» REQUIREMENT
Examine the entries below, count the lines holding the string "DURBANVILLE", and respond with the number only.

» DATA FOR THIS EXERCISE
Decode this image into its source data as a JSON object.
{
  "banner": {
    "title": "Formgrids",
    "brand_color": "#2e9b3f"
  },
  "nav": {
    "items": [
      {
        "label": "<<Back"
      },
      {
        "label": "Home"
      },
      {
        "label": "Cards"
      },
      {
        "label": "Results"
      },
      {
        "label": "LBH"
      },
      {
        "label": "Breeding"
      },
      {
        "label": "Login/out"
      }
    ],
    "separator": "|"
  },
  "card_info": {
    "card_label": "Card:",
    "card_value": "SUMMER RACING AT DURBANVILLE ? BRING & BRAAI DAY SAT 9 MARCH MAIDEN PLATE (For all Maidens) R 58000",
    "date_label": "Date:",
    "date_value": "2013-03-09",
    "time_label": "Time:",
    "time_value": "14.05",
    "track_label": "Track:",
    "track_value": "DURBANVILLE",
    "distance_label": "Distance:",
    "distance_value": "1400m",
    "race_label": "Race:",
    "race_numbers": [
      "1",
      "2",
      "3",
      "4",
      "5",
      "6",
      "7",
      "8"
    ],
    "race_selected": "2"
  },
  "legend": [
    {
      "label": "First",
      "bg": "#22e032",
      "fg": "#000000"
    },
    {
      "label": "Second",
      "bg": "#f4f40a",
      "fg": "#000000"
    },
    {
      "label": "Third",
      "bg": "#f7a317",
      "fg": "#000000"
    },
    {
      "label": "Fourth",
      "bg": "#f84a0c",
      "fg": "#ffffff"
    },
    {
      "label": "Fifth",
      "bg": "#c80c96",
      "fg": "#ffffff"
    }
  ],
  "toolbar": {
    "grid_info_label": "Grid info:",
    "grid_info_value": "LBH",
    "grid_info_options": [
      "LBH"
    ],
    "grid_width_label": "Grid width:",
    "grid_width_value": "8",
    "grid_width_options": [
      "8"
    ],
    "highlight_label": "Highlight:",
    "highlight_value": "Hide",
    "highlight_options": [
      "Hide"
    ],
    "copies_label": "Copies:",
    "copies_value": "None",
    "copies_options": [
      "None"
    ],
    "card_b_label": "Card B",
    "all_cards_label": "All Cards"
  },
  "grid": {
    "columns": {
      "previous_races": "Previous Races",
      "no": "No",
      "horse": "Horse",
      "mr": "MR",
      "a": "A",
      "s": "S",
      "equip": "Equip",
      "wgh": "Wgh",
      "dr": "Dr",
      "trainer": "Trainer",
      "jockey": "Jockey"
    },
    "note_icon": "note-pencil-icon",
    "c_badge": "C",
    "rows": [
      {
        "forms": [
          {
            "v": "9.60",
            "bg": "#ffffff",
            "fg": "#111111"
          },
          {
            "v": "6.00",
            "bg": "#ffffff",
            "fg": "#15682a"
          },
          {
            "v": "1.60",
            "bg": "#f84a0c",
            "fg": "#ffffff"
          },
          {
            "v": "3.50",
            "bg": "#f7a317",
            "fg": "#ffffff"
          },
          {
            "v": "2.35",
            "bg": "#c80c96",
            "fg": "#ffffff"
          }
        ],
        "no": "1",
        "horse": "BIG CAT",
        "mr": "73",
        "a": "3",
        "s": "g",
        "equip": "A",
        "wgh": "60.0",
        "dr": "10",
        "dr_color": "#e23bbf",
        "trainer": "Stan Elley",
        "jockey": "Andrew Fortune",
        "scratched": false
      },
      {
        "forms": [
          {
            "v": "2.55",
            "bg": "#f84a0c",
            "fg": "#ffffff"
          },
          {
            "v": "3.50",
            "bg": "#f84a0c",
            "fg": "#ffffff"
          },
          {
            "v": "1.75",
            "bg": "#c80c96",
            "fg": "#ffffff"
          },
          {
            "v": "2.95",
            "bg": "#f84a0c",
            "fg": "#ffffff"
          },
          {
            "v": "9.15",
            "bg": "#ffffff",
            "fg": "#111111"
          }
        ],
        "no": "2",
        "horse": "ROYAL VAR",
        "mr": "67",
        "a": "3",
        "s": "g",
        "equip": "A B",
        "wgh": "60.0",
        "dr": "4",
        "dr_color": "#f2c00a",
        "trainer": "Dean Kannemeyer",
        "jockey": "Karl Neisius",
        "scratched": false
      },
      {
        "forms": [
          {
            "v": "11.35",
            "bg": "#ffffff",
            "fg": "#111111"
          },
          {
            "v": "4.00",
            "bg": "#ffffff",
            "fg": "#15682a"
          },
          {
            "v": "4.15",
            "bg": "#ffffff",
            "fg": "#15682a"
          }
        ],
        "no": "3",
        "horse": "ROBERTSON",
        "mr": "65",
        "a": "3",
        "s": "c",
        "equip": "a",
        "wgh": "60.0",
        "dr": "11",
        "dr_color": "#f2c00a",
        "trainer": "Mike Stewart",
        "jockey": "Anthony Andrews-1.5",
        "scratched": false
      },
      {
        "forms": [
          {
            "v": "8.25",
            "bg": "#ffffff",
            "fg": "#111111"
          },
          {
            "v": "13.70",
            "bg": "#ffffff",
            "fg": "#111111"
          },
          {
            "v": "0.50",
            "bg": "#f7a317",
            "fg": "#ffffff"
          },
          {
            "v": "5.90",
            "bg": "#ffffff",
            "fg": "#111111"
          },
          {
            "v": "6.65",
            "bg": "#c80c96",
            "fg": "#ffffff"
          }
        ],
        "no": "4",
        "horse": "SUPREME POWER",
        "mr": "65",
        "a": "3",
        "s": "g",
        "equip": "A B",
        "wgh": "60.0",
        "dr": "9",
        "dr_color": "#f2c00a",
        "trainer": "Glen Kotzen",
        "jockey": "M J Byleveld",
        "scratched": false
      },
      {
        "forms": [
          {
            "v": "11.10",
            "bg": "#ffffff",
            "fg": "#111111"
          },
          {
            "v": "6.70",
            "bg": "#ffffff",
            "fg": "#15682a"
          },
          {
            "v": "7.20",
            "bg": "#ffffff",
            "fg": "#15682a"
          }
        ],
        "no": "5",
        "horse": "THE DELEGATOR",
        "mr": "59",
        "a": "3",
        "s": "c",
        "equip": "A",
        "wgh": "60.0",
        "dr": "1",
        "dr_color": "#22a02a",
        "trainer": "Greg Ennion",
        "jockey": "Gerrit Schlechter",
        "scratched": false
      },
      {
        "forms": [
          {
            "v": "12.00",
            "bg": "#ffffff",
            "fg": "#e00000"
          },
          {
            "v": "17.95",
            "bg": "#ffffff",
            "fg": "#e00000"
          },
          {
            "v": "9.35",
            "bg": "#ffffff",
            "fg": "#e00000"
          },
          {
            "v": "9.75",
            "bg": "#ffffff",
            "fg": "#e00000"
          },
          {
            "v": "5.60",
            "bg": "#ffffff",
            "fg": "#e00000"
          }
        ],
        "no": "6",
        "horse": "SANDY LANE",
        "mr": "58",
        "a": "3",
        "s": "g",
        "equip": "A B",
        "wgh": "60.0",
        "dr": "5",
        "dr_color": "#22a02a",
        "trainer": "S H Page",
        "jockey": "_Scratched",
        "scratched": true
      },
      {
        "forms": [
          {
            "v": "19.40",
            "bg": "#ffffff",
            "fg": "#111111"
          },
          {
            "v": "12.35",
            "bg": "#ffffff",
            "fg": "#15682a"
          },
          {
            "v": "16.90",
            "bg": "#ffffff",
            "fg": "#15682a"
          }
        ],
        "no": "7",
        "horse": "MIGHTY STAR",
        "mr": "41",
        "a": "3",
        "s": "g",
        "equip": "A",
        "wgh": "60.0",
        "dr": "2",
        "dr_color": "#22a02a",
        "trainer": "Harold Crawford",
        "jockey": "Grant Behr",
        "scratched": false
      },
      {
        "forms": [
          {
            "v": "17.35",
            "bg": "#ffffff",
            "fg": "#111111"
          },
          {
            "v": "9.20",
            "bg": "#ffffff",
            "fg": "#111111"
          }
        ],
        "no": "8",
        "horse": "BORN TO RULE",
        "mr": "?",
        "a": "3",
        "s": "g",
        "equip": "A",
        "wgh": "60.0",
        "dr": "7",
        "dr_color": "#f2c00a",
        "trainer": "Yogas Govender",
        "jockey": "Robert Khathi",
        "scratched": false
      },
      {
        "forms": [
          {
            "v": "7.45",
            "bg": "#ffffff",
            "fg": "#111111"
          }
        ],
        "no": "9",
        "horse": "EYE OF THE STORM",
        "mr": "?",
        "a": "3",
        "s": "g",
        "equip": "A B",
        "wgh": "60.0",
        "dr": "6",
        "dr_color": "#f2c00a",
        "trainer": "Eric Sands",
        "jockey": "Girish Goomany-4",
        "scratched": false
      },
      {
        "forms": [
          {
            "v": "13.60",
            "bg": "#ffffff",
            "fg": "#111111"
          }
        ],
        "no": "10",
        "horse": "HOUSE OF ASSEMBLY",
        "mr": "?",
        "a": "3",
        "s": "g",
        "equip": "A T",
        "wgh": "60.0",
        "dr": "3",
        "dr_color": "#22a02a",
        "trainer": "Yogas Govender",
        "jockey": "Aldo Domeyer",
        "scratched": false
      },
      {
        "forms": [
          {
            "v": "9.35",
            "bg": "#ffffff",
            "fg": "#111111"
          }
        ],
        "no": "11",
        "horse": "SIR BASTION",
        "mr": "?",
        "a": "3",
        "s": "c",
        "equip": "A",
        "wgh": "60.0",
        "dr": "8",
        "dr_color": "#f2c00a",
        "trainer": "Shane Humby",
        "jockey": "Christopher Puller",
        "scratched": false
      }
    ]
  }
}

» ANSWER
2